TALOGA — The pitcher's mound is no longer the only bump on Taloga High School's baseball field. Some of the gopher mounds are more than ankle high.
Near third base, the cover of an old baseball is nestled among the weeds and short grass of the base path.
The bulbs on the eight light towers around the field have been cold for a few years, now that the school no longer plays the game. With a declining high school enrollment, the program ended.
Nevertheless the Taloga Panthers are, in a sense, headed to the Major League Baseball playoffs, via Jordy Mercer.
The Pittsburgh Pirates had 20 losing years. While that run ended this year for the playoff-bound Pirates, it's been a half-dozen years since the Panthers, who won few state titles in school history, have had baseball.
But Mercer, one of seven in Taloga High School's class of 2005, has played in more than 100 games this year for the Pirates and will be on the team's 25-man playoff roster as postseason play begins this week.
Although Mercer resides in Edmond in the offseason with wife, Kasey, and 1-year-old son, Maverick, Taloga, with a population of about 300, is home. It says so right there on the back of his 2013 Topps baseball card.
Jordy's parents, Rick and Tammy, have resided in the same house in Taloga for 30 years. Out of the picture window you can see light towers at the field.
“We were down there virtually every night I was home,” Rick said. “It was his idea. He'd look at me and say, ‘Let's go, I need to hit.' I'd hit him maybe 50 to 100 ground balls and then I'd throw and he'd hit probably 50 to 100, every night.”
After the Pirates clinched a playoff berth, Jordy called his dad.

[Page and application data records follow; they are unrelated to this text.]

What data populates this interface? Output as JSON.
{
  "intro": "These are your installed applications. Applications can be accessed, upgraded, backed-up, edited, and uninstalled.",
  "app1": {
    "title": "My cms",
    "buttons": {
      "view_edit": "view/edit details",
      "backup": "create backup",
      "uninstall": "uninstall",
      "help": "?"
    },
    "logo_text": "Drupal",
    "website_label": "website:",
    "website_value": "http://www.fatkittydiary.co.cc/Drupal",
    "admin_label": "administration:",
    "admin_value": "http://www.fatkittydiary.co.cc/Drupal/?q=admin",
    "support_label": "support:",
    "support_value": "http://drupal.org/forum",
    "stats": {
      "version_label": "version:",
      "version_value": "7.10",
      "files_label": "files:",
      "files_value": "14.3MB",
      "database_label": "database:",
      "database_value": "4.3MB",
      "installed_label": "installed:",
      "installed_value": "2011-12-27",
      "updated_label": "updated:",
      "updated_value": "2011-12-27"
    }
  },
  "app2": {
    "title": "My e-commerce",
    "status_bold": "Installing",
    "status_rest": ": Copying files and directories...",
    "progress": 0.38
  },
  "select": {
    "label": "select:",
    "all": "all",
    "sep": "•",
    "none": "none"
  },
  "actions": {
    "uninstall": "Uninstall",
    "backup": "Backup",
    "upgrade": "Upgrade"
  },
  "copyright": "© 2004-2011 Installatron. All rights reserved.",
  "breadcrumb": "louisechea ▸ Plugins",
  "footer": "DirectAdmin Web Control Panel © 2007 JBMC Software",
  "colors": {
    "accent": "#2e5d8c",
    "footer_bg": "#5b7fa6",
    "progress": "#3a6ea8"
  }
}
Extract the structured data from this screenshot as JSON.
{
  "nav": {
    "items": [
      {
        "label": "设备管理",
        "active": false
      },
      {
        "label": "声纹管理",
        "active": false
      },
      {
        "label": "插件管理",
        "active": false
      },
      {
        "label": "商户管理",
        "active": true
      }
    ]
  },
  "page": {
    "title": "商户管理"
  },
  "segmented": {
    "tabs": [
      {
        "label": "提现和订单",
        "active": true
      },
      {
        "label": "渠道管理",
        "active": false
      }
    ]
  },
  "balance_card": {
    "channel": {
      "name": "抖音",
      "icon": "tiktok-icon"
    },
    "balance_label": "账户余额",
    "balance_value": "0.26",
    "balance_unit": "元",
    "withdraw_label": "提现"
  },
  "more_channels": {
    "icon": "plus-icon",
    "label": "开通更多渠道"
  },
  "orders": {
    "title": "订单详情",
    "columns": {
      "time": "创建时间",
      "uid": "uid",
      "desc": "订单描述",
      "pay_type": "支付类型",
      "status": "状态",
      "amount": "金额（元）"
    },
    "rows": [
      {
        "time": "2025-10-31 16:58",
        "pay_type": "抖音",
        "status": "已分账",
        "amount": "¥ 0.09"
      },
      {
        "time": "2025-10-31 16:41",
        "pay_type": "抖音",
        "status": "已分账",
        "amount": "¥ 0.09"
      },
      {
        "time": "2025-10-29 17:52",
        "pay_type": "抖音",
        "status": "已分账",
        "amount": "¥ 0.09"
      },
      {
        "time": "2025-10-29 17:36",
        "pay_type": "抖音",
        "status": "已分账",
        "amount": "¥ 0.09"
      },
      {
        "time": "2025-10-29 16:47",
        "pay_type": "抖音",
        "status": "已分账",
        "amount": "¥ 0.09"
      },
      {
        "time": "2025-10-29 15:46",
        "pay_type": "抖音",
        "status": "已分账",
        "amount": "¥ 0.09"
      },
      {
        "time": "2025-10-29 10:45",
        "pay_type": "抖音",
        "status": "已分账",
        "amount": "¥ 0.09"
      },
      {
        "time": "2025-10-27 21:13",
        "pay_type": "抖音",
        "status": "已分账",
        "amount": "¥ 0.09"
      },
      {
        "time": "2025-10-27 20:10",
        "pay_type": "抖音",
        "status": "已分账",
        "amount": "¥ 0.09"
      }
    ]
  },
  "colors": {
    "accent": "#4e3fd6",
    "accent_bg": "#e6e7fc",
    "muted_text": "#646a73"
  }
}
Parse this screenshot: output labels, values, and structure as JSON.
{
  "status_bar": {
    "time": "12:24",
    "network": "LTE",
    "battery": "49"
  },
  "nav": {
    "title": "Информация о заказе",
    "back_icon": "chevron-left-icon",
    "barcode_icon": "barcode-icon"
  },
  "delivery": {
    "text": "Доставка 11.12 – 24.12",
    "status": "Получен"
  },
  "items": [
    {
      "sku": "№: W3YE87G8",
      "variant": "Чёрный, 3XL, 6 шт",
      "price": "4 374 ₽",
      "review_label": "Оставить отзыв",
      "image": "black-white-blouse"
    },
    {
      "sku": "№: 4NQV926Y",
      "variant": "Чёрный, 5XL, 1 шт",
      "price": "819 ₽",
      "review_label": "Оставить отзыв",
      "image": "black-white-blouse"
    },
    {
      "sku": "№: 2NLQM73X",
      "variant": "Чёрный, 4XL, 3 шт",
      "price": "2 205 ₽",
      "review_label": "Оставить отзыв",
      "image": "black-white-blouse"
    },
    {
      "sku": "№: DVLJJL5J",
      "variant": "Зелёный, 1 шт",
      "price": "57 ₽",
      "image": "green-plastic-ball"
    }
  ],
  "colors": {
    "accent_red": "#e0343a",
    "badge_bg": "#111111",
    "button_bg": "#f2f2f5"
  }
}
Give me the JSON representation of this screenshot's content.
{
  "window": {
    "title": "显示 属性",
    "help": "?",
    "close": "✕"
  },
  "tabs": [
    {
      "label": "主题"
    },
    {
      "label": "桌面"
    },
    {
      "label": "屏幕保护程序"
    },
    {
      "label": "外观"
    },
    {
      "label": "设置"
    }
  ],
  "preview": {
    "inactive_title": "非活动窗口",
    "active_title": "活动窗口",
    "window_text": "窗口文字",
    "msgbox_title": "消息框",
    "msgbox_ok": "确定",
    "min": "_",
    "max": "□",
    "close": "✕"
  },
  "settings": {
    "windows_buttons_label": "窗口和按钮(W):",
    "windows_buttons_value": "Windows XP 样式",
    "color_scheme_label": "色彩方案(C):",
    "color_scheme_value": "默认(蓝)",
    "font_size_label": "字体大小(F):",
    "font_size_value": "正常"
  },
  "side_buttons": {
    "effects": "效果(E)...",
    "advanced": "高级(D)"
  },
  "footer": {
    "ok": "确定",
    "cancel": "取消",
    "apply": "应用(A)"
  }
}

“He said, ‘You've come a long ways. It took a lot of practice,'” Jordy said. “He asked me if I'd change anything. I said, ‘No. We've come a long ways together.' I wouldn't have been here without him, that's for sure.”
Jordy's home field in the majors is PNC Park along the Allegheny River in Pittsburgh.
But as Rick said, “Jordy grew up hunting in the tree line along the South Canadian River.”
Jordy's first vehicle was a pickup, a bright yellow 1999 Chevrolet short-bed. Pickups are plentiful in this town 37 miles north of Clinton. Here, agriculture and oil and gas play big roles in the local economy.
Taloga, the county seat for Dewey County, has a convenience store, a bank, a grain elevator, a few churches and more. And the senior center isn't just for seniors. It's a popular lunch spot in the community. Plus, Taloga Public Schools this year experienced an enrollment increase in younger students.
“Everybody here in Taloga is like family,” Tammy said. “Everybody watches after each other's kids.
“We wouldn't have wanted to raise our children anywhere but in a small town.”
Pride is easily found in Taloga, Tammy said. For example, with Jordy about to turn 27 on Aug. 27 this year, a friend put a note in the Taloga Times Advocate. They urged other friends to gather in front of the Mercers' house for a birthday video. What does that say to Jordy about his hometown?
“It speaks volumes,” Jordy said. “I wouldn't expect anything less because Taloga is such a great community. When I first heard the story I thought there might be 10 or 15 people but 40 or 45 people showed up, all wearing Pirates gear and holding Pirates signs.